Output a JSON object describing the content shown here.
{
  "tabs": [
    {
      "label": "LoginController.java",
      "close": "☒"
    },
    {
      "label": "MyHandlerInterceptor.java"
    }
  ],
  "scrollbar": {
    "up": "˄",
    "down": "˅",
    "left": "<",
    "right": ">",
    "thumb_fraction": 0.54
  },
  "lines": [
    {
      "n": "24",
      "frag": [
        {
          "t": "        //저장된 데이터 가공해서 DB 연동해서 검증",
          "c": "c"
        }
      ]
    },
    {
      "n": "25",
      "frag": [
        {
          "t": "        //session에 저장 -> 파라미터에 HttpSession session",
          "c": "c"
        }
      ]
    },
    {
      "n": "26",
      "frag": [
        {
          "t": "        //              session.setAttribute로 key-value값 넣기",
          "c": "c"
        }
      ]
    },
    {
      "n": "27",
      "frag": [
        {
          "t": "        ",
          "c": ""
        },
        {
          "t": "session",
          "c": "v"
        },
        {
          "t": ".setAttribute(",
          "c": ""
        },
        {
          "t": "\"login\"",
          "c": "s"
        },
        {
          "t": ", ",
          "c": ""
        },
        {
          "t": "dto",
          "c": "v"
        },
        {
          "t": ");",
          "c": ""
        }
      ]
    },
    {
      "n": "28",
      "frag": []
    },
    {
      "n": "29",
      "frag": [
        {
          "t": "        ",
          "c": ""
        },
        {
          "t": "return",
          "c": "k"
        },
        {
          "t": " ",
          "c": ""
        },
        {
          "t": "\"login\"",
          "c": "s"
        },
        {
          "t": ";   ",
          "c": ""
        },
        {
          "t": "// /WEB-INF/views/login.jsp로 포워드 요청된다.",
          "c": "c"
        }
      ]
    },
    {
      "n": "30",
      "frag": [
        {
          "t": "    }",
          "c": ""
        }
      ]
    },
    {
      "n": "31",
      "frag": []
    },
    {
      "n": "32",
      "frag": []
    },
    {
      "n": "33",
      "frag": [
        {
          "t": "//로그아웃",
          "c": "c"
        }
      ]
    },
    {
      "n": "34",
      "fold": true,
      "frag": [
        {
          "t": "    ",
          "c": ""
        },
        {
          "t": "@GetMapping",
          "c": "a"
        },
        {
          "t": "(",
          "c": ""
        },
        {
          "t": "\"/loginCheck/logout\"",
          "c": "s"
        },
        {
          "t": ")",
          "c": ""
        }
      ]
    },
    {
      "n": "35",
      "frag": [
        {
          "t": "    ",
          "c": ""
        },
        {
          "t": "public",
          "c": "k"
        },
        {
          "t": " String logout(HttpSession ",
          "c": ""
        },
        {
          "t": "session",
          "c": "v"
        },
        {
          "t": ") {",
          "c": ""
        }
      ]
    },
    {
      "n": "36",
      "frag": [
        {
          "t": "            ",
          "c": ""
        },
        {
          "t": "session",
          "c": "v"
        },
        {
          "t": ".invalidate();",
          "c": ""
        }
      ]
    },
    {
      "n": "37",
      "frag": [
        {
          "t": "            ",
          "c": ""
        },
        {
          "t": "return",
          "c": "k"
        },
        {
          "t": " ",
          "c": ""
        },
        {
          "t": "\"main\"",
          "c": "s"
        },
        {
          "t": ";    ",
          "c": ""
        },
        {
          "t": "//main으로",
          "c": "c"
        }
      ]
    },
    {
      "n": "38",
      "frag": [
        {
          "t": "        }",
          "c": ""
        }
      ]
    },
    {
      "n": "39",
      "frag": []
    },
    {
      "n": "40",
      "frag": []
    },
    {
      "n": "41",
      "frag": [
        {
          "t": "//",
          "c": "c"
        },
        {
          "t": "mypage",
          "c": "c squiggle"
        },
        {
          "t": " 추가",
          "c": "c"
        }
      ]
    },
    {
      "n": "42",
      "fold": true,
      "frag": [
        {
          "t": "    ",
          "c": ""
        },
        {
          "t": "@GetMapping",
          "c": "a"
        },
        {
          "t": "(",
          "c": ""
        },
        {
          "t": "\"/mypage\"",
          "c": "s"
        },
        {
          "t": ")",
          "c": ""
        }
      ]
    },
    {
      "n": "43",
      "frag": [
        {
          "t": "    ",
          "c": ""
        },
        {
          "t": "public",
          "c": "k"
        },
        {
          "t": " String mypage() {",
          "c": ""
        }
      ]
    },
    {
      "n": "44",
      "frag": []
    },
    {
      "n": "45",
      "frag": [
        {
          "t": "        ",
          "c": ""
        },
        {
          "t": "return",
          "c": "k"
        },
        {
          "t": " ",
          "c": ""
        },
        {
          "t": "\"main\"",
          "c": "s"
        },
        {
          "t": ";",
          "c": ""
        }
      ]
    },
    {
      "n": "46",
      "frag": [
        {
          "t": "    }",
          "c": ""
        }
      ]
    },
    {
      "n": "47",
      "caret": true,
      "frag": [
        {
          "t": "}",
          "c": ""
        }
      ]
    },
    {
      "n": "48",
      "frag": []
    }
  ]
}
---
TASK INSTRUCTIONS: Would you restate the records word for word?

COMPLETED EXERCISE:
Output a JSON object describing the content shown here.
{
  "tabs": [
    {
      "label": "LoginController.java",
      "close": "☒"
    },
    {
      "label": "MyHandlerInterceptor.java"
    }
  ],
  "scrollbar": {
    "up": "˄",
    "down": "˅",
    "left": "<",
    "right": ">",
    "thumb_fraction": 0.54
  },
  "lines": [
    {
      "n": "24",
      "frag": [
        {
          "t": "        //저장된 데이터 가공해서 DB 연동해서 검증",
          "c": "c"
        }
      ]
    },
    {
      "n": "25",
      "frag": [
        {
          "t": "        //session에 저장 -> 파라미터에 HttpSession session",
          "c": "c"
        }
      ]
    },
    {
      "n": "26",
      "frag": [
        {
          "t": "        //              session.setAttribute로 key-value값 넣기",
          "c": "c"
        }
      ]
    },
    {
      "n": "27",
      "frag": [
        {
          "t": "        ",
          "c": ""
        },
        {
          "t": "session",
          "c": "v"
        },
        {
          "t": ".setAttribute(",
          "c": ""
        },
        {
          "t": "\"login\"",
          "c": "s"
        },
        {
          "t": ", ",
          "c": ""
        },
        {
          "t": "dto",
          "c": "v"
        },
        {
          "t": ");",
          "c": ""
        }
      ]
    },
    {
      "n": "28",
      "frag": []
    },
    {
      "n": "29",
      "frag": [
        {
          "t": "        ",
          "c": ""
        },
        {
          "t": "return",
          "c": "k"
        },
        {
          "t": " ",
          "c": ""
        },
        {
          "t": "\"login\"",
          "c": "s"
        },
        {
          "t": ";   ",
          "c": ""
        },
        {
          "t": "// /WEB-INF/views/login.jsp로 포워드 요청된다.",
          "c": "c"
        }
      ]
    },
    {
      "n": "30",
      "frag": [
        {
          "t": "    }",
          "c": ""
        }
      ]
    },
    {
      "n": "31",
      "frag": []
    },
    {
      "n": "32",
      "frag": []
    },
    {
      "n": "33",
      "frag": [
        {
          "t": "//로그아웃",
          "c": "c"
        }
      ]
    },
    {
      "n": "34",
      "fold": true,
      "frag": [
        {
          "t": "    ",
          "c": ""
        },
        {
          "t": "@GetMapping",
          "c": "a"
        },
        {
          "t": "(",
          "c": ""
        },
        {
          "t": "\"/loginCheck/logout\"",
          "c": "s"
        },
        {
          "t": ")",
          "c": ""
        }
      ]
    },
    {
      "n": "35",
      "frag": [
        {
          "t": "    ",
          "c": ""
        },
        {
          "t": "public",
          "c": "k"
        },
        {
          "t": " String logout(HttpSession ",
          "c": ""
        },
        {
          "t": "session",
          "c": "v"
        },
        {
          "t": ") {",
          "c": ""
        }
      ]
    },
    {
      "n": "36",
      "frag": [
        {
          "t": "            ",
          "c": ""
        },
        {
          "t": "session",
          "c": "v"
        },
        {
          "t": ".invalidate();",
          "c": ""
        }
      ]
    },
    {
      "n": "37",
      "frag": [
        {
          "t": "            ",
          "c": ""
        },
        {
          "t": "return",
          "c": "k"
        },
        {
          "t": " ",
          "c": ""
        },
        {
          "t": "\"main\"",
          "c": "s"
        },
        {
          "t": ";    ",
          "c": ""
        },
        {
          "t": "//main으로",
          "c": "c"
        }
      ]
    },
    {
      "n": "38",
      "frag": [
        {
          "t": "        }",
          "c": ""
        }
      ]
    },
    {
      "n": "39",
      "frag": []
    },
    {
      "n": "40",
      "frag": []
    },
    {
      "n": "41",
      "frag": [
        {
          "t": "//",
          "c": "c"
        },
        {
          "t": "mypage",
          "c": "c squiggle"
        },
        {
          "t": " 추가",
          "c": "c"
        }
      ]
    },
    {
      "n": "42",
      "fold": true,
      "frag": [
        {
          "t": "    ",
          "c": ""
        },
        {
          "t": "@GetMapping",
          "c": "a"
        },
        {
          "t": "(",
          "c": ""
        },
        {
          "t": "\"/mypage\"",
          "c": "s"
        },
        {
          "t": ")",
          "c": ""
        }
      ]
    },
    {
      "n": "43",
      "frag": [
        {
          "t": "    ",
          "c": ""
        },
        {
          "t": "public",
          "c": "k"
        },
        {
          "t": " String mypage() {",
          "c": ""
        }
      ]
    },
    {
      "n": "44",
      "frag": []
    },
    {
      "n": "45",
      "frag": [
        {
          "t": "        ",
          "c": ""
        },
        {
          "t": "return",
          "c": "k"
        },
        {
          "t": " ",
          "c": ""
        },
        {
          "t": "\"main\"",
          "c": "s"
        },
        {
          "t": ";",
          "c": ""
        }
      ]
    },
    {
      "n": "46",
      "frag": [
        {
          "t": "    }",
          "c": ""
        }
      ]
    },
    {
      "n": "47",
      "caret": true,
      "frag": [
        {
          "t": "}",
          "c": ""
        }
      ]
    },
    {
      "n": "48",
      "frag": []
    }
  ]
}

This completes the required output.